How do I quit my job?
July 16, 2011 10:29 AM Subscribe
I am terrible at quitting jobs. Please walk me through how I can actually quit, frame my quitting, and how to act in the meantime.
posted by anonymous to Work & Money (16 answers total) 6 users marked this as a favorite
I have problems ending things. In the past, big/justifiable excuses (going back to school) were helpful. In this case I'm quitting because I don't like it generally and it isn't flexible enough for me as a parent. We can get by on 1 income for the time being, so this is a good decision for me. I've only been in this job for a year.
I am now speculating about the outcomes of my quitting. I realize that I don't really know how people will react and I have no control over how people will react. I also realize that worrying about their reactions does nothing for me. Nonetheless...
I already set the stage with my boss. I told her that my special needs child is going to need me more as the new school year begins and I asked for greater flexibility to come in late. I offered to take a paycut. Nothing came of this discussion in the past few months. I tried to go through HR as well and in this office, work/life balance/flexibility is determined by individual bosses. (But I don't like it anyway...)
My plan is to tell them about 3 weeks before school starts that "Upon weighing all the options, we decided that it'd be best for one of us to be a stay-at-home parent for the time being" and remind my boss individually that my child has special needs. (There is a remote possibility that my trying to quit might push them into trying to make things more flexible for me, but I'll cross that bridge if it comes.)
However, in the past, I've been very hesitant to tell coworkers that my child is special needs.
Question 1: If my official reason for leaving is to be a stay-at-home parent and only my boss knows about my child being special needs, how do I deal with the possible questions/gossip like "But your child has been fine in daycare for years... Why are you leaving the workforce now?" Or maybe do I say "Yes, but Child has some special needs that mean that having more one-on-one attention is important right now." and leave it at that? (I think that with this sort of "she's making a good/right decision" framing, it might make things less bumpy overall.)
I've been working really hard to tie up all loose ends now. I'm not going to be totally screwing them in terms of work, but others will have to take on a greater load in my absence.
(In the meantime, I'm tying up loose ends, we're switch to other parent's health insurance, I'm spending all my pre-tax health savings, I'm slowly bringing personal items home from work, etc. -- just to be on the safe side, I want to have almost all of that tidied up before I give my notice just in case I'm asked to leave that day. (Which would suck financially because we prepay daycare monthly.))
The only worry I have on this front is that I feel that people may be upset about the time/energy that they put into training me. Again, I don't really know what people will think, but I am worried about this.

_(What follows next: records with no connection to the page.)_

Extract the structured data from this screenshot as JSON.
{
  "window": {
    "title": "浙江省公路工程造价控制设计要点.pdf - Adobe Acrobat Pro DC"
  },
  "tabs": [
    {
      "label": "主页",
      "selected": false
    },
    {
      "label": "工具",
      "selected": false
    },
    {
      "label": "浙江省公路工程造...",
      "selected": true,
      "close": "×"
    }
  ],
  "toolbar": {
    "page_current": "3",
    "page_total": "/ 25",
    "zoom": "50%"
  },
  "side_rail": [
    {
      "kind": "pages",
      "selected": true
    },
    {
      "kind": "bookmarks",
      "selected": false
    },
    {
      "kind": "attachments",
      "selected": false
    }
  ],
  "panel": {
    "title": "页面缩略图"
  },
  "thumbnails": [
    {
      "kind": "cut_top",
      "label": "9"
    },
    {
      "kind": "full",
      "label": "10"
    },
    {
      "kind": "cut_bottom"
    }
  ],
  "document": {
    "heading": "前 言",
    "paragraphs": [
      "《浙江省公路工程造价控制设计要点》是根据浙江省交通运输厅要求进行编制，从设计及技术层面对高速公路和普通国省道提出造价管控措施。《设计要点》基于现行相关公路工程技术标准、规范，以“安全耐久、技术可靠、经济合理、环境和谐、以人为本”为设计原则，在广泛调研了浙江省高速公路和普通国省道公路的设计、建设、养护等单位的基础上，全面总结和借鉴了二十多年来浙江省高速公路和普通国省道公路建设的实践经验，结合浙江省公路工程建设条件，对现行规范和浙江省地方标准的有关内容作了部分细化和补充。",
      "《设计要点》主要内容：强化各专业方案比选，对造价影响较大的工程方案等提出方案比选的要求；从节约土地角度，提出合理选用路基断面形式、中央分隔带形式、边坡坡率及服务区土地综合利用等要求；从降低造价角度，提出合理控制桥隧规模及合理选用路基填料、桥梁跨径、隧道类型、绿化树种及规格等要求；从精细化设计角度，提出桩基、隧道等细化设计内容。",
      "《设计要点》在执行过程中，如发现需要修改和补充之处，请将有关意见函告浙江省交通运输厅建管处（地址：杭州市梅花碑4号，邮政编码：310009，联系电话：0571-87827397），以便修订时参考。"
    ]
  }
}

I HATE those weeks that everyone knows that you're leaving. I hate knowing that, quite possibly, people are gossiping about your exit.
Question 2: How can I make those 2 or 3 weeks after everyone knows that I'm leaving less awkward?